An author search on Mather JC and Smoot GF in Science Citation Index (SCI) results in 17 papers, including Scientific results from the cosmic background explorer (COBE), co-authored with 11 others and published in Proceedings of the National Academy of Sciences 90 (11): 4766-4773 JUN 1 1993.

A later paper, Measurement of the cosmic microwave background spectrum by the COBE FIRAS instrument, coauthored with 21 others and cited 282 times, was published in Astrophysical Journal 420 (2): 439-444 Part 1, JAN 10 1994. It is available in the science library journal stacks.

For a brief introduction to COBE measurements, consult A century of physics by D. Allan Bromley, pp. 103-104. John D. Barrow's book, A history of the universe, provides a more indepth discussion of COBE and the big bang theory.

Monday, October 02, 2006

Andrew Fire and Craig Mello Win Nobel for RNA Interference Discovery

AP Photo/Michael Probst

From National Public Radio:
Americans Win Nobel for Work in Genetic Therapy
This year's Nobel Prize in Physiology or Medicine goes to two American researchers, Andrew Fire of Stanford University and Craig Mello of the University of Massachusetts.

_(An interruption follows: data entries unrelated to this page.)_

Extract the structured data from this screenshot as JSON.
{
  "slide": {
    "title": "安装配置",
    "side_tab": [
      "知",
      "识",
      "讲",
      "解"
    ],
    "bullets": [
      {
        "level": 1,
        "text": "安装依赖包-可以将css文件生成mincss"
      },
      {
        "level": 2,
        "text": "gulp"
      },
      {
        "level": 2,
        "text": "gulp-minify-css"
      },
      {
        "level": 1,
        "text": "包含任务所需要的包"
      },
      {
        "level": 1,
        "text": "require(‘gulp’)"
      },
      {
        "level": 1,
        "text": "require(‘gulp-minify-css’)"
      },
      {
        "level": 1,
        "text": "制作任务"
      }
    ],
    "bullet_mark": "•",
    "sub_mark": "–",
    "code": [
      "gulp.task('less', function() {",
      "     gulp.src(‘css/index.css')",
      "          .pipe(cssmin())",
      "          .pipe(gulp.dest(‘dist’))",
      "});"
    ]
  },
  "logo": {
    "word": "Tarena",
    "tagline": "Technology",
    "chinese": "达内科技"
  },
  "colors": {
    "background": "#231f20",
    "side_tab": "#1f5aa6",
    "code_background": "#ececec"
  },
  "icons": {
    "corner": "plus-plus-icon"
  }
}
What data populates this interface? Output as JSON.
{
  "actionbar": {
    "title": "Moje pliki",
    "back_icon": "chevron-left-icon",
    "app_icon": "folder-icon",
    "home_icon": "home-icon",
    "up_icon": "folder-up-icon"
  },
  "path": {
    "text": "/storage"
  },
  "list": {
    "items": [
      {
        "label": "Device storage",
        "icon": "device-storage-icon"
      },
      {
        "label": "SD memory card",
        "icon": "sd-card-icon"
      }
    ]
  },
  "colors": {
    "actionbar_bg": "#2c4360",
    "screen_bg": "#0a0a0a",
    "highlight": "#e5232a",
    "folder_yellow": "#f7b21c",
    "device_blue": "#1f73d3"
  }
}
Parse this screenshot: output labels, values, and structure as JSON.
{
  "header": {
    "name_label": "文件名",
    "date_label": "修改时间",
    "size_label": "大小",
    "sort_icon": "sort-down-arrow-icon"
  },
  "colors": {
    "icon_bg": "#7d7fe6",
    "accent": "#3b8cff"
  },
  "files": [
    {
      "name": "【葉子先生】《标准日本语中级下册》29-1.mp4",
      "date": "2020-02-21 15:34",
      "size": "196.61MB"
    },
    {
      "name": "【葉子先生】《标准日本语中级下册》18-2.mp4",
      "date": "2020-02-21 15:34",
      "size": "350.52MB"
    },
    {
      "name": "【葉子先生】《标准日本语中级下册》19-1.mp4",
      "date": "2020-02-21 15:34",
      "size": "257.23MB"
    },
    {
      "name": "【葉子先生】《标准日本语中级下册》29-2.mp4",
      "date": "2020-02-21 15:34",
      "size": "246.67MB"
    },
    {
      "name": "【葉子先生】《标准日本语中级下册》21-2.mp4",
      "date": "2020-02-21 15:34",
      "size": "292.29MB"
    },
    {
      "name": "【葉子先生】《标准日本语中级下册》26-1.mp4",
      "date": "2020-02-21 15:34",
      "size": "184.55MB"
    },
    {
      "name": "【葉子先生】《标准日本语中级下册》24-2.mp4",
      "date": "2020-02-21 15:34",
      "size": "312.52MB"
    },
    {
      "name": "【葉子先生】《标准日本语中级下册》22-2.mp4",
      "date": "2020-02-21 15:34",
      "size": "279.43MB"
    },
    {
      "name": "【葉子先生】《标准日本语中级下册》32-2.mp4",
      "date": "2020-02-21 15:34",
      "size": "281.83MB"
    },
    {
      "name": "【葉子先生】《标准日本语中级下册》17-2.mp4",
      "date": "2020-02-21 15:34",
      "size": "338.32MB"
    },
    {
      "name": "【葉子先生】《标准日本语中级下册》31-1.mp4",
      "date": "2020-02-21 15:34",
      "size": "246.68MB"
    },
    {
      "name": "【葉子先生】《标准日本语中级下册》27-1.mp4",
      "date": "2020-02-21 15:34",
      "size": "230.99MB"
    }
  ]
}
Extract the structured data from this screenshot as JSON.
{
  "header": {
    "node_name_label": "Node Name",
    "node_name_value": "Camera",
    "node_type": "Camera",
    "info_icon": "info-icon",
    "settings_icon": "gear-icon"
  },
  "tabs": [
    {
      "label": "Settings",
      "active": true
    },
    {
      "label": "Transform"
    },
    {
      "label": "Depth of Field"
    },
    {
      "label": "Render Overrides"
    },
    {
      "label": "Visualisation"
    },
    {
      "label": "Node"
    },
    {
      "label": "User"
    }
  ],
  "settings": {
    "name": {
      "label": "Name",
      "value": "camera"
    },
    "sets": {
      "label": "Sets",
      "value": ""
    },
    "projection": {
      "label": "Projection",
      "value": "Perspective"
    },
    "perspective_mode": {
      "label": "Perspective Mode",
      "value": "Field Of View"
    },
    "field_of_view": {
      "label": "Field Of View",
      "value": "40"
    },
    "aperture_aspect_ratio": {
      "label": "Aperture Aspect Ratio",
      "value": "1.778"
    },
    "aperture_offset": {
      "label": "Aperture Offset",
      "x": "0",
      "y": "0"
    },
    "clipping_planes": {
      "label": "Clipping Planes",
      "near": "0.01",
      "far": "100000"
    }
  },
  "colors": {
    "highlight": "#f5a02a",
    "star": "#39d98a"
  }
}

The pair discovered how to selectively silence genes that cause disease.
Their work was published in Nature in 1998:
Potent and specific genetic interference by double-stranded RNA in Caenorhabditis elegans, by Fire A, Xu SQ, Montgomery MK, Kostas SA, Driver SE, Mello CC. NATURE 391 (6669): 806-811 FEB 19 1998

As of October 2, 2006, this paper has been cited at least 2,503 times, as per Science Citation Index (SCI). A quick search on "rna interference" or rnai resulted in 7,591 records in SCI and 8,428 records in PubMed.

A more recent paper by Mello coauthored with G. Hutvagner and others [Sequence-specific inhibition of small RNA function] appeared in the open access journal PLoS Biology (Public Library of Science) in 2004. It has already been cited at least 72 times.

A search on "rna interference" in the Encyclopedia of Life Sciences online for background information, especially Gregory J. Hannon's article on RNA Interference (RNAi) and MicroRNAs. There are many books related to the subject accessible through the OhioLINK Library Catalog: do a subject search on RNA and limit your search to items published after 2000 for recent titles.